=== DATA ===

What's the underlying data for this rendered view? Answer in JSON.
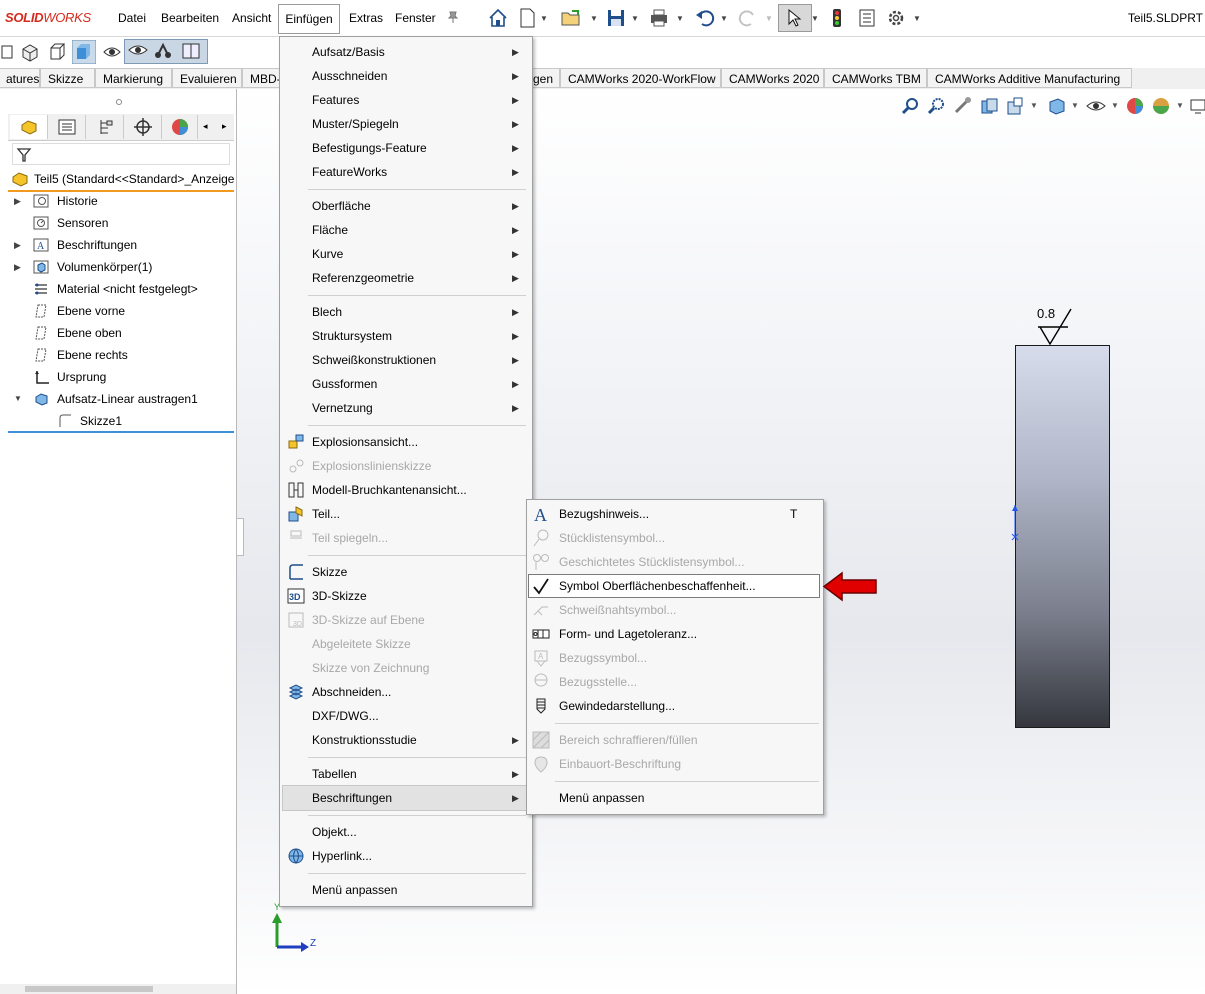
{
  "app": {
    "logo": "SOLIDWORKS",
    "filename": "Teil5.SLDPRT"
  },
  "menubar": {
    "items": [
      "Datei",
      "Bearbeiten",
      "Ansicht",
      "Einfügen",
      "Extras",
      "Fenster"
    ]
  },
  "ribbon_tabs": [
    "atures",
    "Skizze",
    "Markierung",
    "Evaluieren",
    "MBD-",
    "gen",
    "CAMWorks 2020-WorkFlow",
    "CAMWorks 2020",
    "CAMWorks TBM",
    "CAMWorks Additive Manufacturing"
  ],
  "tree": {
    "root": "Teil5  (Standard<<Standard>_Anzeige",
    "items": [
      {
        "label": "Historie",
        "expandable": true
      },
      {
        "label": "Sensoren",
        "expandable": false
      },
      {
        "label": "Beschriftungen",
        "expandable": true
      },
      {
        "label": "Volumenkörper(1)",
        "expandable": true
      },
      {
        "label": "Material <nicht festgelegt>",
        "expandable": false
      },
      {
        "label": "Ebene vorne",
        "expandable": false
      },
      {
        "label": "Ebene oben",
        "expandable": false
      },
      {
        "label": "Ebene rechts",
        "expandable": false
      },
      {
        "label": "Ursprung",
        "expandable": false
      },
      {
        "label": "Aufsatz-Linear austragen1",
        "expandable": true
      },
      {
        "label": "Skizze1",
        "expandable": false
      }
    ]
  },
  "main_menu": {
    "items": [
      {
        "label": "Aufsatz/Basis",
        "sub": true,
        "disabled": false
      },
      {
        "label": "Ausschneiden",
        "sub": true,
        "disabled": false
      },
      {
        "label": "Features",
        "sub": true,
        "disabled": false
      },
      {
        "label": "Muster/Spiegeln",
        "sub": true,
        "disabled": false
      },
      {
        "label": "Befestigungs-Feature",
        "sub": true,
        "disabled": false
      },
      {
        "label": "FeatureWorks",
        "sub": true,
        "disabled": false
      },
      {
        "label": "Oberfläche",
        "sub": true,
        "disabled": false
      },
      {
        "label": "Fläche",
        "sub": true,
        "disabled": false
      },
      {
        "label": "Kurve",
        "sub": true,
        "disabled": false
      },
      {
        "label": "Referenzgeometrie",
        "sub": true,
        "disabled": false
      },
      {
        "label": "Blech",
        "sub": true,
        "disabled": false
      },
      {
        "label": "Struktursystem",
        "sub": true,
        "disabled": false
      },
      {
        "label": "Schweißkonstruktionen",
        "sub": true,
        "disabled": false
      },
      {
        "label": "Gussformen",
        "sub": true,
        "disabled": false
      },
      {
        "label": "Vernetzung",
        "sub": true,
        "disabled": false
      },
      {
        "label": "Explosionsansicht...",
        "sub": false,
        "disabled": false
      },
      {
        "label": "Explosionslinienskizze",
        "sub": false,
        "disabled": true
      },
      {
        "label": "Modell-Bruchkantenansicht...",
        "sub": false,
        "disabled": false
      },
      {
        "label": "Teil...",
        "sub": false,
        "disabled": false
      },
      {
        "label": "Teil spiegeln...",
        "sub": false,
        "disabled": true
      },
      {
        "label": "Skizze",
        "sub": false,
        "disabled": false
      },
      {
        "label": "3D-Skizze",
        "sub": false,
        "disabled": false
      },
      {
        "label": "3D-Skizze auf Ebene",
        "sub": false,
        "disabled": true
      },
      {
        "label": "Abgeleitete Skizze",
        "sub": false,
        "disabled": true
      },
      {
        "label": "Skizze von Zeichnung",
        "sub": false,
        "disabled": true
      },
      {
        "label": "Abschneiden...",
        "sub": false,
        "disabled": false
      },
      {
        "label": "DXF/DWG...",
        "sub": false,
        "disabled": false
      },
      {
        "label": "Konstruktionsstudie",
        "sub": true,
        "disabled": false
      },
      {
        "label": "Tabellen",
        "sub": true,
        "disabled": false
      },
      {
        "label": "Beschriftungen",
        "sub": true,
        "disabled": false,
        "highlighted": true
      },
      {
        "label": "Objekt...",
        "sub": false,
        "disabled": false
      },
      {
        "label": "Hyperlink...",
        "sub": false,
        "disabled": false
      },
      {
        "label": "Menü anpassen",
        "sub": false,
        "disabled": false
      }
    ]
  },
  "sub_menu": {
    "items": [
      {
        "label": "Bezugshinweis...",
        "shortcut": "T",
        "disabled": false
      },
      {
        "label": "Stücklistensymbol...",
        "disabled": true
      },
      {
        "label": "Geschichtetes Stücklistensymbol...",
        "disabled": true
      },
      {
        "label": "Symbol Oberflächenbeschaffenheit...",
        "disabled": false,
        "highlighted": true
      },
      {
        "label": "Schweißnahtsymbol...",
        "disabled": true
      },
      {
        "label": "Form- und Lagetoleranz...",
        "disabled": false
      },
      {
        "label": "Bezugssymbol...",
        "disabled": true
      },
      {
        "label": "Bezugsstelle...",
        "disabled": true
      },
      {
        "label": "Gewindedarstellung...",
        "disabled": false
      },
      {
        "label": "Bereich schraffieren/füllen",
        "disabled": true
      },
      {
        "label": "Einbauort-Beschriftung",
        "disabled": true
      },
      {
        "label": "Menü anpassen",
        "disabled": false
      }
    ]
  },
  "viewport": {
    "roughness_value": "0.8",
    "axis_y": "Y",
    "axis_z": "Z"
  },
  "colors": {
    "accent_red": "#d52b1e",
    "highlight_arrow": "#e00000",
    "tree_root_line": "#f29a1f",
    "tree_end_line": "#3f8fd8"
  }
}
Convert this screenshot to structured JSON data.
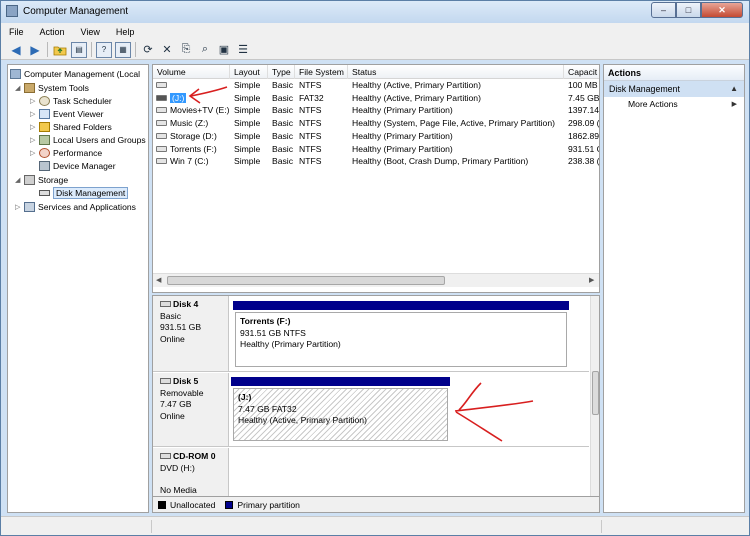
{
  "window": {
    "title": "Computer Management",
    "buttons": {
      "minimize": "–",
      "maximize": "□",
      "close": "✕"
    }
  },
  "menu": [
    "File",
    "Action",
    "View",
    "Help"
  ],
  "toolbar": {
    "icons": [
      "back-arrow-icon",
      "forward-arrow-icon",
      "up-folder-icon",
      "console-tree-icon",
      "help-icon",
      "properties-icon",
      "refresh-icon",
      "delete-icon",
      "export-icon",
      "find-icon",
      "wizard-icon"
    ]
  },
  "tree": {
    "items": [
      {
        "label": "Computer Management (Local",
        "level": 0,
        "expander": ""
      },
      {
        "label": "System Tools",
        "level": 1,
        "expander": "◢"
      },
      {
        "label": "Task Scheduler",
        "level": 2,
        "expander": "▷"
      },
      {
        "label": "Event Viewer",
        "level": 2,
        "expander": "▷"
      },
      {
        "label": "Shared Folders",
        "level": 2,
        "expander": "▷"
      },
      {
        "label": "Local Users and Groups",
        "level": 2,
        "expander": "▷"
      },
      {
        "label": "Performance",
        "level": 2,
        "expander": "▷"
      },
      {
        "label": "Device Manager",
        "level": 2,
        "expander": ""
      },
      {
        "label": "Storage",
        "level": 1,
        "expander": "◢"
      },
      {
        "label": "Disk Management",
        "level": 2,
        "expander": "",
        "selected": true
      },
      {
        "label": "Services and Applications",
        "level": 1,
        "expander": "▷"
      }
    ]
  },
  "volumes": {
    "columns": [
      "Volume",
      "Layout",
      "Type",
      "File System",
      "Status",
      "Capacit"
    ],
    "rows": [
      {
        "volume": "",
        "layout": "Simple",
        "type": "Basic",
        "fs": "NTFS",
        "status": "Healthy (Active, Primary Partition)",
        "capacity": "100 MB"
      },
      {
        "volume": "(J:)",
        "layout": "Simple",
        "type": "Basic",
        "fs": "FAT32",
        "status": "Healthy (Active, Primary Partition)",
        "capacity": "7.45 GB",
        "selected": true
      },
      {
        "volume": "Movies+TV (E:)",
        "layout": "Simple",
        "type": "Basic",
        "fs": "NTFS",
        "status": "Healthy (Primary Partition)",
        "capacity": "1397.14"
      },
      {
        "volume": "Music (Z:)",
        "layout": "Simple",
        "type": "Basic",
        "fs": "NTFS",
        "status": "Healthy (System, Page File, Active, Primary Partition)",
        "capacity": "298.09 ("
      },
      {
        "volume": "Storage (D:)",
        "layout": "Simple",
        "type": "Basic",
        "fs": "NTFS",
        "status": "Healthy (Primary Partition)",
        "capacity": "1862.89"
      },
      {
        "volume": "Torrents (F:)",
        "layout": "Simple",
        "type": "Basic",
        "fs": "NTFS",
        "status": "Healthy (Primary Partition)",
        "capacity": "931.51 G"
      },
      {
        "volume": "Win 7 (C:)",
        "layout": "Simple",
        "type": "Basic",
        "fs": "NTFS",
        "status": "Healthy (Boot, Crash Dump, Primary Partition)",
        "capacity": "238.38 ("
      }
    ]
  },
  "disks": [
    {
      "name": "Disk 4",
      "kind": "Basic",
      "size": "931.51 GB",
      "state": "Online",
      "partition": {
        "name": "Torrents  (F:)",
        "detail": "931.51 GB NTFS",
        "status": "Healthy (Primary Partition)"
      }
    },
    {
      "name": "Disk 5",
      "kind": "Removable",
      "size": "7.47 GB",
      "state": "Online",
      "partition": {
        "name": "(J:)",
        "detail": "7.47 GB FAT32",
        "status": "Healthy (Active, Primary Partition)"
      }
    },
    {
      "name": "CD-ROM 0",
      "kind": "DVD (H:)",
      "size": "",
      "state": "No Media"
    }
  ],
  "legend": [
    {
      "label": "Unallocated",
      "color": "#000000"
    },
    {
      "label": "Primary partition",
      "color": "#00008b"
    }
  ],
  "actions": {
    "header": "Actions",
    "section": "Disk Management",
    "items": [
      "More Actions"
    ]
  },
  "annotations": {
    "color": "#d81f1f"
  }
}
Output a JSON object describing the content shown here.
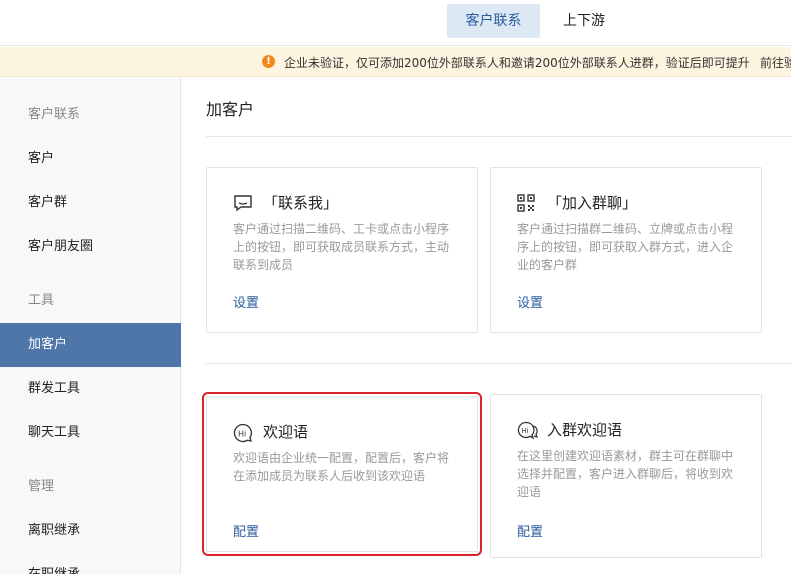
{
  "header": {
    "tabs": [
      {
        "label": "客户联系",
        "active": true
      },
      {
        "label": "上下游",
        "active": false
      }
    ]
  },
  "notice": {
    "icon": "info-icon",
    "text": "企业未验证，仅可添加200位外部联系人和邀请200位外部联系人进群，验证后即可提升",
    "link": "前往验证"
  },
  "sidebar": {
    "items": [
      {
        "label": "客户联系",
        "type": "group"
      },
      {
        "label": "客户",
        "type": "item"
      },
      {
        "label": "客户群",
        "type": "item"
      },
      {
        "label": "客户朋友圈",
        "type": "item"
      },
      {
        "label": "工具",
        "type": "group"
      },
      {
        "label": "加客户",
        "type": "item",
        "active": true
      },
      {
        "label": "群发工具",
        "type": "item"
      },
      {
        "label": "聊天工具",
        "type": "item"
      },
      {
        "label": "管理",
        "type": "group"
      },
      {
        "label": "离职继承",
        "type": "item"
      },
      {
        "label": "在职继承",
        "type": "item"
      }
    ]
  },
  "main": {
    "title": "加客户",
    "cards": [
      {
        "icon": "chat-bubble-icon",
        "title": "「联系我」",
        "desc": "客户通过扫描二维码、工卡或点击小程序上的按钮，即可获取成员联系方式，主动联系到成员",
        "link": "设置"
      },
      {
        "icon": "qr-code-icon",
        "title": "「加入群聊」",
        "desc": "客户通过扫描群二维码、立牌或点击小程序上的按钮，即可获取入群方式，进入企业的客户群",
        "link": "设置"
      },
      {
        "icon": "hi-bubble-icon",
        "title": "欢迎语",
        "desc": "欢迎语由企业统一配置，配置后，客户将在添加成员为联系人后收到该欢迎语",
        "link": "配置"
      },
      {
        "icon": "hi-group-bubble-icon",
        "title": "入群欢迎语",
        "desc": "在这里创建欢迎语素材，群主可在群聊中选择并配置，客户进入群聊后，将收到欢迎语",
        "link": "配置"
      }
    ]
  },
  "colors": {
    "accent": "#4f76a9",
    "link": "#2b5c9e",
    "notice_bg": "#fdf5e0",
    "warning": "#f18a1b",
    "highlight": "#d9232d"
  }
}
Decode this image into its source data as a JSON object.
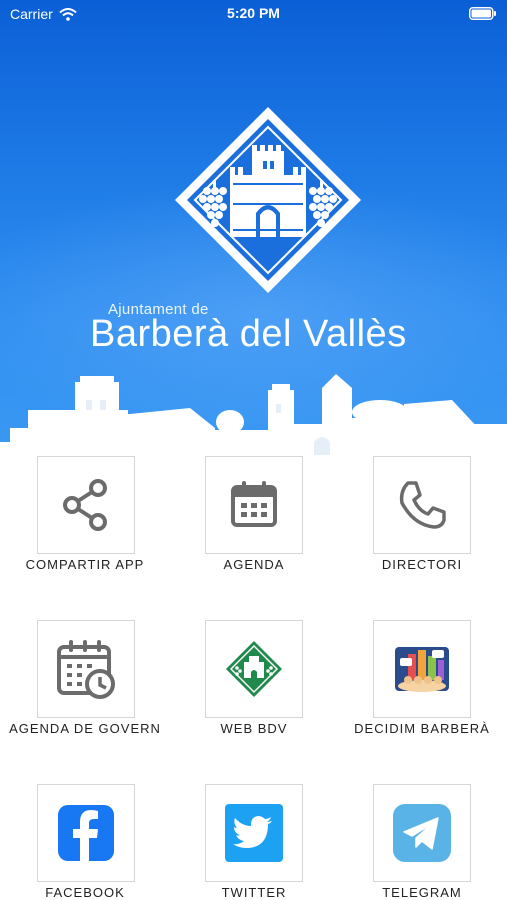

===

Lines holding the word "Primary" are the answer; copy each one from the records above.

§ **TASK ANSWER**:
        "status": "Healthy (Active, Primary Partition)",
        "status": "Healthy (Active, Primary Partition)",
        "status": "Healthy (Primary Partition)",
        "status": "Healthy (System, Page File, Active, Primary Partition)",
        "status": "Healthy (Primary Partition)",
        "status": "Healthy (Primary Partition)",
        "status": "Healthy (Boot, Crash Dump, Primary Partition)",
        "status": "Healthy (Primary Partition)"
        "status": "Healthy (Active, Primary Partition)"
      "label": "Primary partition",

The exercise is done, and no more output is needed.